And they referred to the Law of the Forces & Security Corps of the State, which, in respect to the exclusive responsibilities of the Civil Guard, state: "The protection of the territory's communication routes, coastlines, borders, ports, airports and the centres and facilities that require it."
The Association of the Civil Guard (AUGC) has insisted in a statement that it already warned about the negative consequences of security privatization at airports, as well as at prisons. "Now that the conflict is evident, it falls to the Civil Guard to resolve it, making use of public officials who do not have the fundamental rights such as union and collective bargaining," it added.
Problem of management
For the AUGC, the issue is "a problem of management", since the Civil Guard "is already with minimum resources, and furthermore the duties of security control at airports has to be carried out by specialised agents with the authorization of Aena". The association is not prepared to accept that "the basic agents are the ones who end up paying for the consequences of the labour dispute" by the security workers, and to whom it has shown solidarity.
From the Union of Civil Guards (UniónGC), its president, Ramón Rodríguez Prendes, has expressed its defense of public services and its "firm opposition to eliminate jobs that were occupied" by agents of the corps.

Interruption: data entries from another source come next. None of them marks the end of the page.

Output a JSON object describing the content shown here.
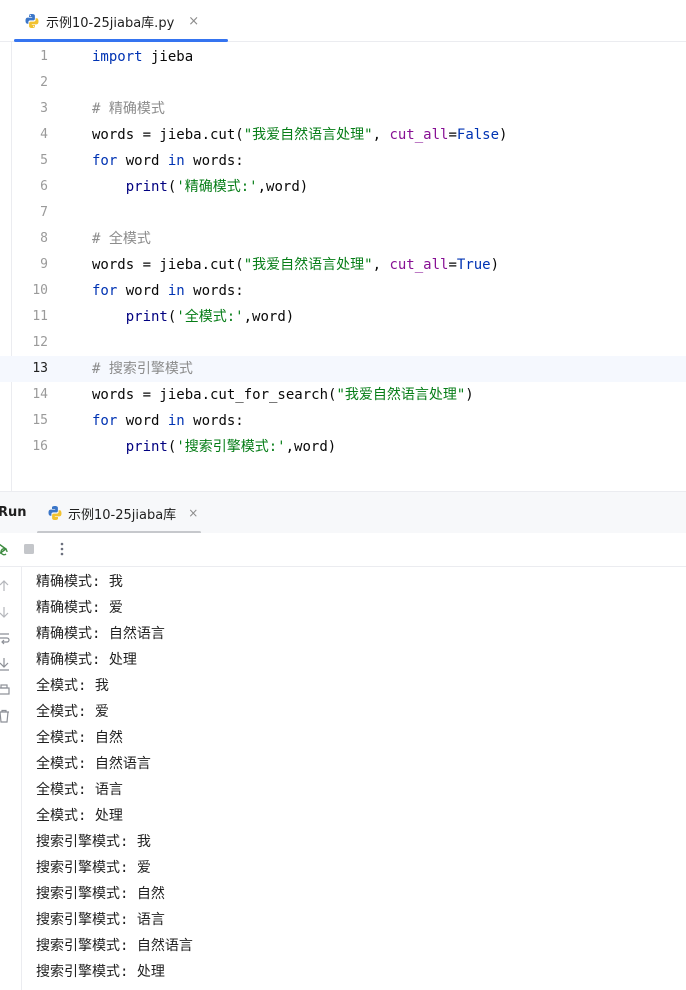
{
  "editor": {
    "tab_label": "示例10-25jiaba库.py",
    "tab_close": "×",
    "current_line": 13,
    "lines": [
      {
        "num": "1",
        "tokens": [
          {
            "t": "import",
            "c": "kw"
          },
          {
            "t": " jieba",
            "c": ""
          }
        ]
      },
      {
        "num": "2",
        "tokens": []
      },
      {
        "num": "3",
        "tokens": [
          {
            "t": "# 精确模式",
            "c": "cmt"
          }
        ]
      },
      {
        "num": "4",
        "tokens": [
          {
            "t": "words = jieba.cut(",
            "c": ""
          },
          {
            "t": "\"我爱自然语言处理\"",
            "c": "str"
          },
          {
            "t": ", ",
            "c": ""
          },
          {
            "t": "cut_all",
            "c": "param"
          },
          {
            "t": "=",
            "c": ""
          },
          {
            "t": "False",
            "c": "kw"
          },
          {
            "t": ")",
            "c": ""
          }
        ]
      },
      {
        "num": "5",
        "tokens": [
          {
            "t": "for",
            "c": "kw"
          },
          {
            "t": " word ",
            "c": ""
          },
          {
            "t": "in",
            "c": "kw"
          },
          {
            "t": " words:",
            "c": ""
          }
        ]
      },
      {
        "num": "6",
        "tokens": [
          {
            "t": "    ",
            "c": ""
          },
          {
            "t": "print",
            "c": "fn"
          },
          {
            "t": "(",
            "c": ""
          },
          {
            "t": "'精确模式:'",
            "c": "str"
          },
          {
            "t": ",word)",
            "c": ""
          }
        ]
      },
      {
        "num": "7",
        "tokens": []
      },
      {
        "num": "8",
        "tokens": [
          {
            "t": "# 全模式",
            "c": "cmt"
          }
        ]
      },
      {
        "num": "9",
        "tokens": [
          {
            "t": "words = jieba.cut(",
            "c": ""
          },
          {
            "t": "\"我爱自然语言处理\"",
            "c": "str"
          },
          {
            "t": ", ",
            "c": ""
          },
          {
            "t": "cut_all",
            "c": "param"
          },
          {
            "t": "=",
            "c": ""
          },
          {
            "t": "True",
            "c": "kw"
          },
          {
            "t": ")",
            "c": ""
          }
        ]
      },
      {
        "num": "10",
        "tokens": [
          {
            "t": "for",
            "c": "kw"
          },
          {
            "t": " word ",
            "c": ""
          },
          {
            "t": "in",
            "c": "kw"
          },
          {
            "t": " words:",
            "c": ""
          }
        ]
      },
      {
        "num": "11",
        "tokens": [
          {
            "t": "    ",
            "c": ""
          },
          {
            "t": "print",
            "c": "fn"
          },
          {
            "t": "(",
            "c": ""
          },
          {
            "t": "'全模式:'",
            "c": "str"
          },
          {
            "t": ",word)",
            "c": ""
          }
        ]
      },
      {
        "num": "12",
        "tokens": []
      },
      {
        "num": "13",
        "tokens": [
          {
            "t": "# 搜索引擎模式",
            "c": "cmt"
          }
        ]
      },
      {
        "num": "14",
        "tokens": [
          {
            "t": "words = jieba.cut_for_search(",
            "c": ""
          },
          {
            "t": "\"我爱自然语言处理\"",
            "c": "str"
          },
          {
            "t": ")",
            "c": ""
          }
        ]
      },
      {
        "num": "15",
        "tokens": [
          {
            "t": "for",
            "c": "kw"
          },
          {
            "t": " word ",
            "c": ""
          },
          {
            "t": "in",
            "c": "kw"
          },
          {
            "t": " words:",
            "c": ""
          }
        ]
      },
      {
        "num": "16",
        "tokens": [
          {
            "t": "    ",
            "c": ""
          },
          {
            "t": "print",
            "c": "fn"
          },
          {
            "t": "(",
            "c": ""
          },
          {
            "t": "'搜索引擎模式:'",
            "c": "str"
          },
          {
            "t": ",word)",
            "c": ""
          }
        ]
      }
    ]
  },
  "run": {
    "title": "Run",
    "tab_label": "示例10-25jiaba库",
    "tab_close": "×",
    "output": [
      "精确模式: 我",
      "精确模式: 爱",
      "精确模式: 自然语言",
      "精确模式: 处理",
      "全模式: 我",
      "全模式: 爱",
      "全模式: 自然",
      "全模式: 自然语言",
      "全模式: 语言",
      "全模式: 处理",
      "搜索引擎模式: 我",
      "搜索引擎模式: 爱",
      "搜索引擎模式: 自然",
      "搜索引擎模式: 语言",
      "搜索引擎模式: 自然语言",
      "搜索引擎模式: 处理"
    ]
  },
  "icons": {
    "editor_tab": "python-file-icon",
    "run_tab": "python-file-icon",
    "toolbar": [
      "rerun-icon",
      "stop-icon",
      "more-options-icon"
    ],
    "side": [
      "scroll-up-icon",
      "scroll-down-icon",
      "soft-wrap-icon",
      "scroll-to-end-icon",
      "print-icon",
      "trash-icon"
    ]
  },
  "colors": {
    "accent": "#3574f0",
    "keyword": "#0033b3",
    "string": "#067d17",
    "comment": "#8c8c8c",
    "parameter": "#871094",
    "builtin": "#000080",
    "current_line_bg": "#f5f8fe",
    "run_icon": "#3b8a3e"
  }
}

Because of that, it demands that the government "gets a move on" and increases the resources for the Civil Guard at airports and prisons.
Meanwhile, at the Union of Officers (UO), its spokesman, Jesús Martín Vázquez, asked the government to "not only comply with its obligation" to the Civil Guard because they have spent "a lot of time asking for salary equality" but continue "to not get it". "We do not have enough staff but nevertheless, we have to reinforce what others can't do," added Martín Vázquez.
For its part, the president of the Association for the Civil Guard (Aprogc), Fernando Ramírez Trejo, acknowledged that, if there is a problem of public order, the government must act, and he recalled that the corps has always been present in the security control lanes at the airports and, as a matter of fact, continue to supervise the work of Eulen. Ramírez Trejo also emphasized the need to guarantee the order and the interest in separating this labour dispute from the political situation of Catalonia.
Yesterday and before the decision, the Spanish Association of Civil Guards (AEGC) criticised the Mininistry of Interior for resorting to its services "again" to "give a solution" to the strike, which it considers "a labour dispute of two private companies". It also reproached the fact that, despite being the "worst paid" and "worst treated" security corps of the Spanish state, the Interior Ministry was asking them to intervene in a conflict between two private companies, which would foreseeably make them "suffer the anger" of some of the workers who would see the civil guards as "enemies".